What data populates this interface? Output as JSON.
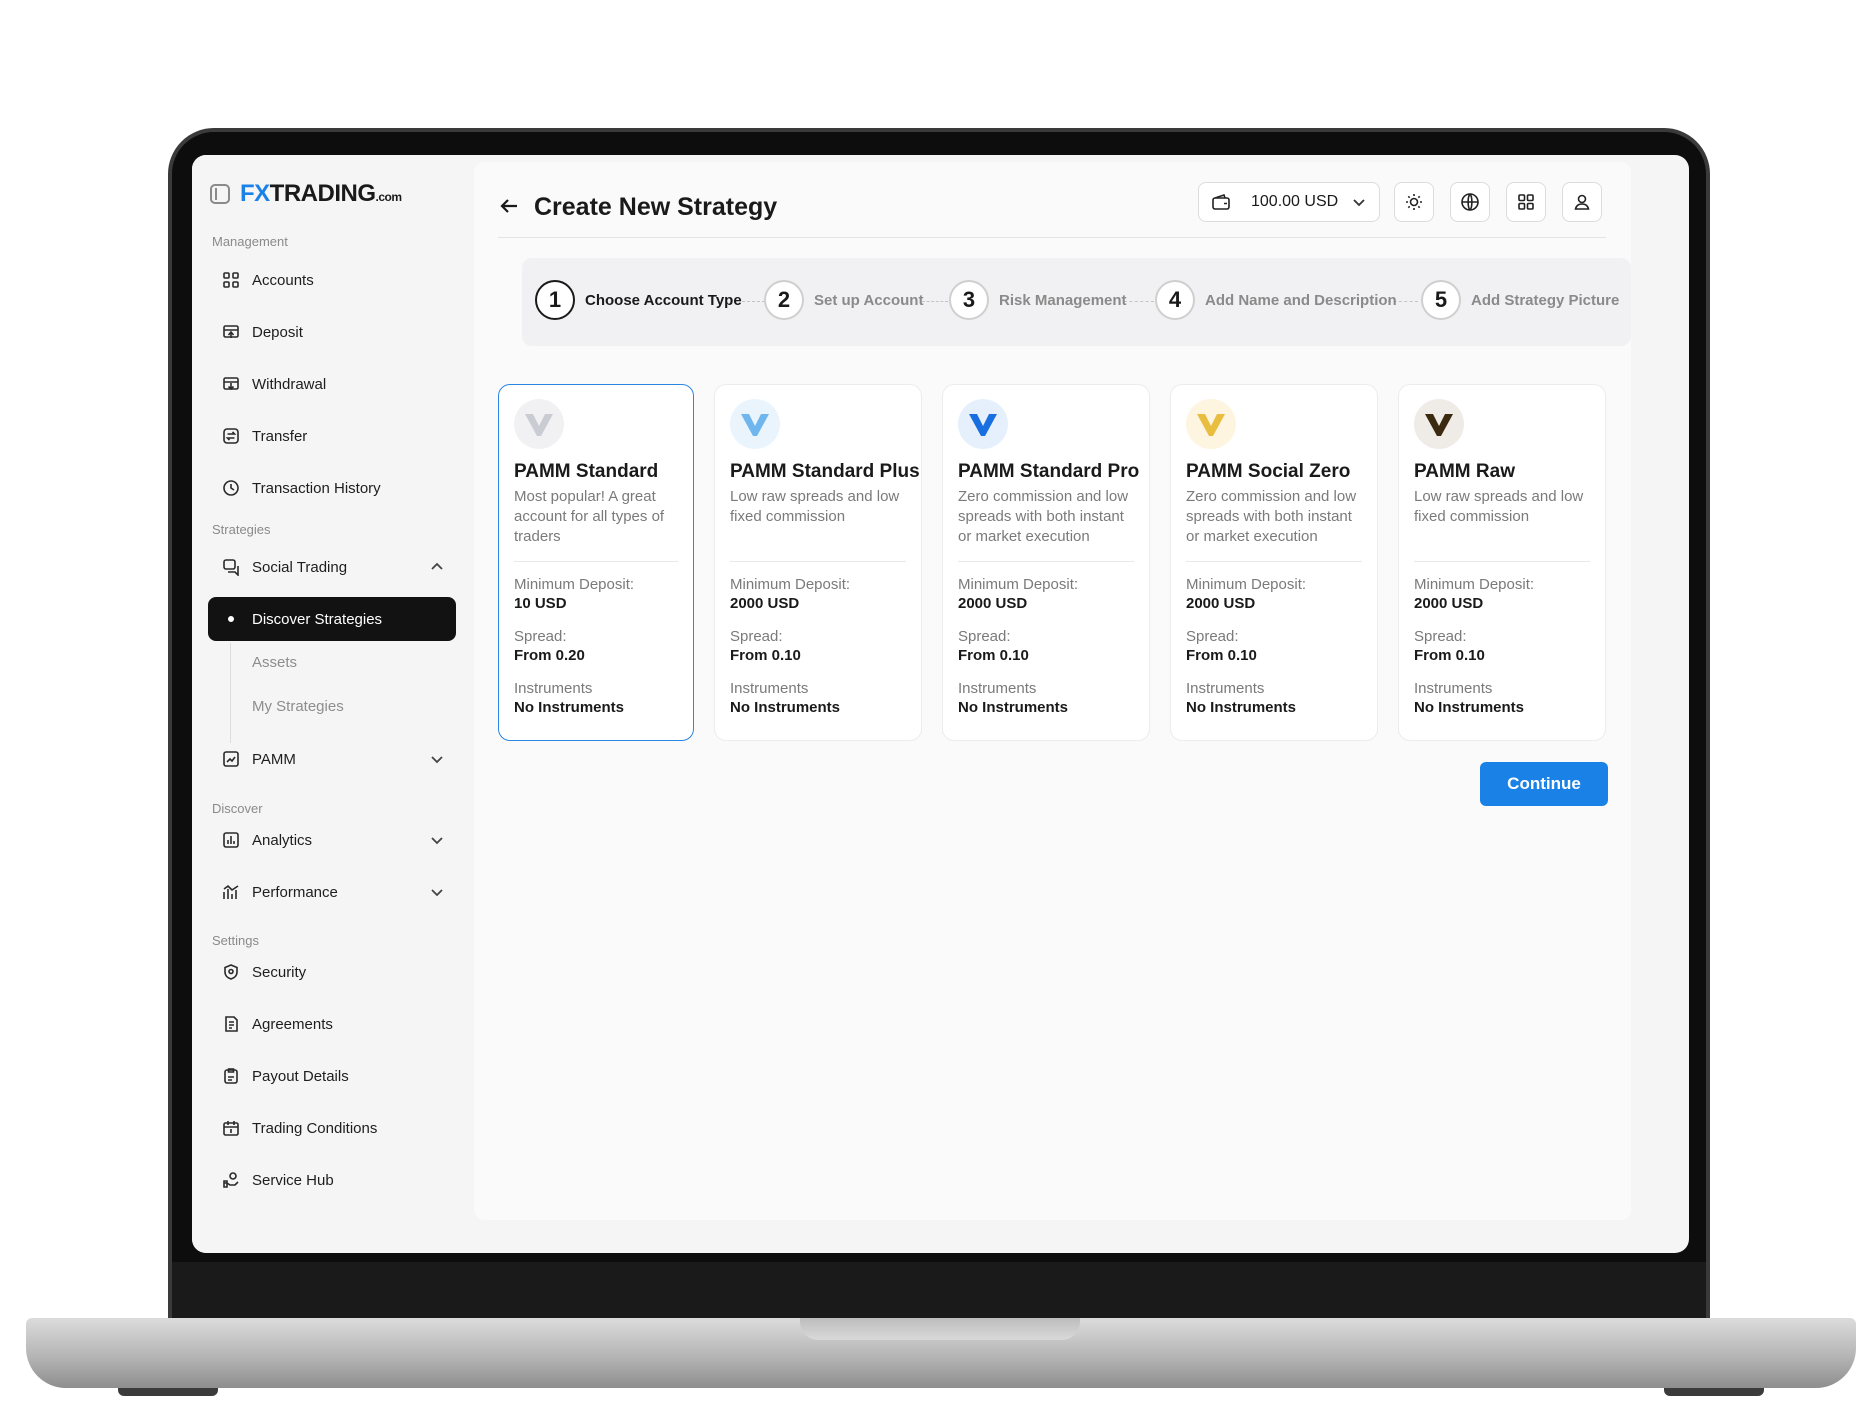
{
  "brand": {
    "fx": "FX",
    "name": "TRADING",
    "suffix": ".com"
  },
  "sidebar": {
    "sections": {
      "management": "Management",
      "strategies": "Strategies",
      "discover": "Discover",
      "settings": "Settings"
    },
    "items": {
      "accounts": "Accounts",
      "deposit": "Deposit",
      "withdrawal": "Withdrawal",
      "transfer": "Transfer",
      "transaction_history": "Transaction History",
      "social_trading": "Social Trading",
      "discover_strategies": "Discover Strategies",
      "assets": "Assets",
      "my_strategies": "My Strategies",
      "pamm": "PAMM",
      "analytics": "Analytics",
      "performance": "Performance",
      "security": "Security",
      "agreements": "Agreements",
      "payout_details": "Payout Details",
      "trading_conditions": "Trading Conditions",
      "service_hub": "Service Hub"
    }
  },
  "header": {
    "title": "Create New Strategy",
    "balance": "100.00 USD"
  },
  "steps": [
    {
      "num": "1",
      "label": "Choose Account Type"
    },
    {
      "num": "2",
      "label": "Set up Account"
    },
    {
      "num": "3",
      "label": "Risk Management"
    },
    {
      "num": "4",
      "label": "Add Name and Description"
    },
    {
      "num": "5",
      "label": "Add Strategy Picture"
    }
  ],
  "labels": {
    "min_deposit": "Minimum Deposit:",
    "spread": "Spread:",
    "instruments": "Instruments"
  },
  "cards": [
    {
      "title": "PAMM Standard",
      "desc": "Most popular! A great account for all types of traders",
      "min_deposit": "10 USD",
      "spread": "From 0.20",
      "instruments": "No Instruments",
      "color": "#c9ccd3"
    },
    {
      "title": "PAMM Standard Plus",
      "desc": "Low raw spreads and low fixed commission",
      "min_deposit": "2000 USD",
      "spread": "From 0.10",
      "instruments": "No Instruments",
      "color": "#6fb6ef"
    },
    {
      "title": "PAMM Standard Pro",
      "desc": "Zero commission and low spreads with both instant or market execution",
      "min_deposit": "2000 USD",
      "spread": "From 0.10",
      "instruments": "No Instruments",
      "color": "#1a6fe0"
    },
    {
      "title": "PAMM Social Zero",
      "desc": "Zero commission and low spreads with both instant or market execution",
      "min_deposit": "2000 USD",
      "spread": "From 0.10",
      "instruments": "No Instruments",
      "color": "#e9bd3f"
    },
    {
      "title": "PAMM Raw",
      "desc": "Low raw spreads and low fixed commission",
      "min_deposit": "2000 USD",
      "spread": "From 0.10",
      "instruments": "No Instruments",
      "color": "#3b2a10"
    }
  ],
  "actions": {
    "continue": "Continue"
  },
  "colors": {
    "accent": "#1a82e6",
    "active_nav": "#121212",
    "selected_border": "#2a86e3"
  }
}
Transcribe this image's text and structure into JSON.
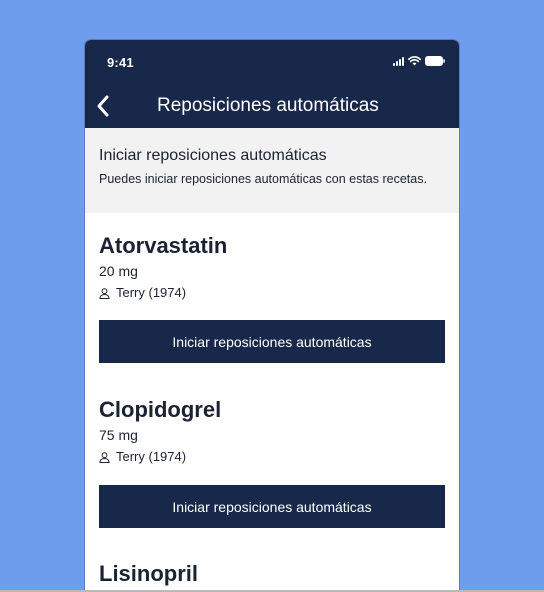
{
  "status_bar": {
    "time": "9:41",
    "icons": [
      "signal-icon",
      "wifi-icon",
      "battery-icon"
    ]
  },
  "nav": {
    "back_icon": "chevron-left-icon",
    "title": "Reposiciones automáticas"
  },
  "intro": {
    "title": "Iniciar reposiciones automáticas",
    "text": "Puedes iniciar reposiciones automáticas con estas recetas."
  },
  "medications": [
    {
      "name": "Atorvastatin",
      "dose": "20 mg",
      "patient": "Terry (1974)",
      "button_label": "Iniciar reposiciones automáticas"
    },
    {
      "name": "Clopidogrel",
      "dose": "75 mg",
      "patient": "Terry (1974)",
      "button_label": "Iniciar reposiciones automáticas"
    },
    {
      "name": "Lisinopril"
    }
  ],
  "colors": {
    "background": "#6f9ded",
    "header": "#17284a",
    "button": "#17284a",
    "intro_bg": "#f2f2f2"
  }
}
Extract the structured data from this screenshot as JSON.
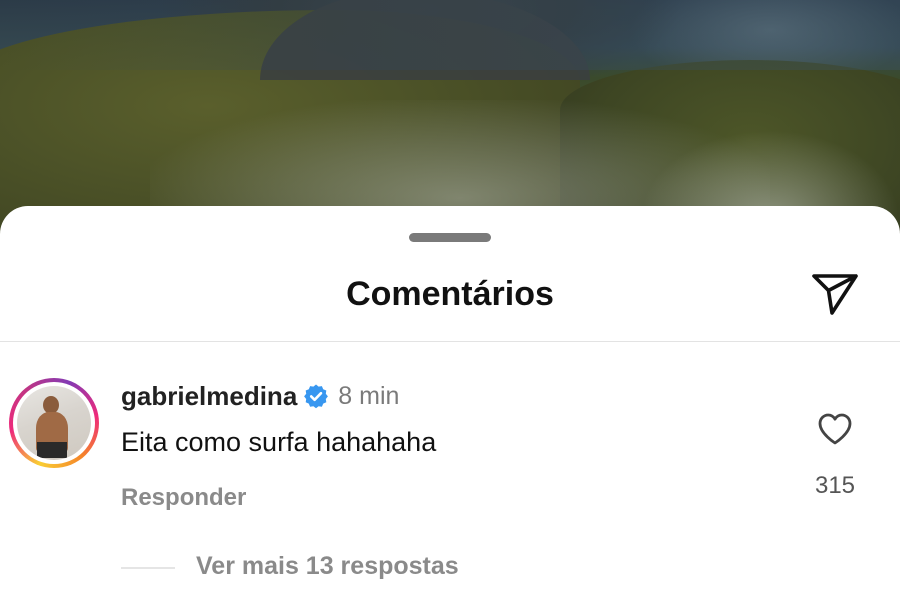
{
  "sheet": {
    "title": "Comentários",
    "share_icon": "paper-plane-icon"
  },
  "comment": {
    "username": "gabrielmedina",
    "verified": true,
    "verified_icon": "verified-badge-icon",
    "verified_color": "#3897f0",
    "time": "8 min",
    "text": "Eita como surfa hahahaha",
    "reply_label": "Responder",
    "like_icon": "heart-outline-icon",
    "like_count": "315",
    "view_replies_label": "Ver mais 13 respostas"
  },
  "colors": {
    "sheet_background": "#ffffff",
    "primary_text": "#111111",
    "secondary_text": "#8a8a8a",
    "story_ring": [
      "#f9ce34",
      "#ee2a7b",
      "#833ab4"
    ]
  }
}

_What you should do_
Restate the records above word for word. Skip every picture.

_Reply to the exercise_
What data populates this interface? Output as JSON.
{
  "brand": {
    "fx": "FX",
    "name": "TRADING",
    "suffix": ".com"
  },
  "sidebar": {
    "sections": {
      "management": "Management",
      "strategies": "Strategies",
      "discover": "Discover",
      "settings": "Settings"
    },
    "items": {
      "accounts": "Accounts",
      "deposit": "Deposit",
      "withdrawal": "Withdrawal",
      "transfer": "Transfer",
      "transaction_history": "Transaction History",
      "social_trading": "Social Trading",
      "discover_strategies": "Discover Strategies",
      "assets": "Assets",
      "my_strategies": "My Strategies",
      "pamm": "PAMM",
      "analytics": "Analytics",
      "performance": "Performance",
      "security": "Security",
      "agreements": "Agreements",
      "payout_details": "Payout Details",
      "trading_conditions": "Trading Conditions",
      "service_hub": "Service Hub"
    }
  },
  "header": {
    "title": "Create New Strategy",
    "balance": "100.00 USD"
  },
  "steps": [
    {
      "num": "1",
      "label": "Choose Account Type"
    },
    {
      "num": "2",
      "label": "Set up Account"
    },
    {
      "num": "3",
      "label": "Risk Management"
    },
    {
      "num": "4",
      "label": "Add Name and Description"
    },
    {
      "num": "5",
      "label": "Add Strategy Picture"
    }
  ],
  "labels": {
    "min_deposit": "Minimum Deposit:",
    "spread": "Spread:",
    "instruments": "Instruments"
  },
  "cards": [
    {
      "title": "PAMM Standard",
      "desc": "Most popular! A great account for all types of traders",
      "min_deposit": "10 USD",
      "spread": "From 0.20",
      "instruments": "No Instruments",
      "color": "#c9ccd3"
    },
    {
      "title": "PAMM Standard Plus",
      "desc": "Low raw spreads and low fixed commission",
      "min_deposit": "2000 USD",
      "spread": "From 0.10",
      "instruments": "No Instruments",
      "color": "#6fb6ef"
    },
    {
      "title": "PAMM Standard Pro",
      "desc": "Zero commission and low spreads with both instant or market execution",
      "min_deposit": "2000 USD",
      "spread": "From 0.10",
      "instruments": "No Instruments",
      "color": "#1a6fe0"
    },
    {
      "title": "PAMM Social Zero",
      "desc": "Zero commission and low spreads with both instant or market execution",
      "min_deposit": "2000 USD",
      "spread": "From 0.10",
      "instruments": "No Instruments",
      "color": "#e9bd3f"
    },
    {
      "title": "PAMM Raw",
      "desc": "Low raw spreads and low fixed commission",
      "min_deposit": "2000 USD",
      "spread": "From 0.10",
      "instruments": "No Instruments",
      "color": "#3b2a10"
    }
  ],
  "actions": {
    "continue": "Continue"
  },
  "colors": {
    "accent": "#1a82e6",
    "active_nav": "#121212",
    "selected_border": "#2a86e3"
  }
}
Transcribe this image's text and structure into JSON.
{
  "status_bar": {
    "time": "9:41",
    "icons": [
      "signal-icon",
      "wifi-icon",
      "battery-icon"
    ]
  },
  "nav": {
    "back_icon": "chevron-left-icon",
    "title": "Reposiciones automáticas"
  },
  "intro": {
    "title": "Iniciar reposiciones automáticas",
    "text": "Puedes iniciar reposiciones automáticas con estas recetas."
  },
  "medications": [
    {
      "name": "Atorvastatin",
      "dose": "20 mg",
      "patient": "Terry (1974)",
      "button_label": "Iniciar reposiciones automáticas"
    },
    {
      "name": "Clopidogrel",
      "dose": "75 mg",
      "patient": "Terry (1974)",
      "button_label": "Iniciar reposiciones automáticas"
    },
    {
      "name": "Lisinopril"
    }
  ],
  "colors": {
    "background": "#6f9ded",
    "header": "#17284a",
    "button": "#17284a",
    "intro_bg": "#f2f2f2"
  }
}
Extract the structured data from this screenshot as JSON.
{
  "sheet": {
    "title": "Comentários",
    "share_icon": "paper-plane-icon"
  },
  "comment": {
    "username": "gabrielmedina",
    "verified": true,
    "verified_icon": "verified-badge-icon",
    "verified_color": "#3897f0",
    "time": "8 min",
    "text": "Eita como surfa hahahaha",
    "reply_label": "Responder",
    "like_icon": "heart-outline-icon",
    "like_count": "315",
    "view_replies_label": "Ver mais 13 respostas"
  },
  "colors": {
    "sheet_background": "#ffffff",
    "primary_text": "#111111",
    "secondary_text": "#8a8a8a",
    "story_ring": [
      "#f9ce34",
      "#ee2a7b",
      "#833ab4"
    ]
  }
}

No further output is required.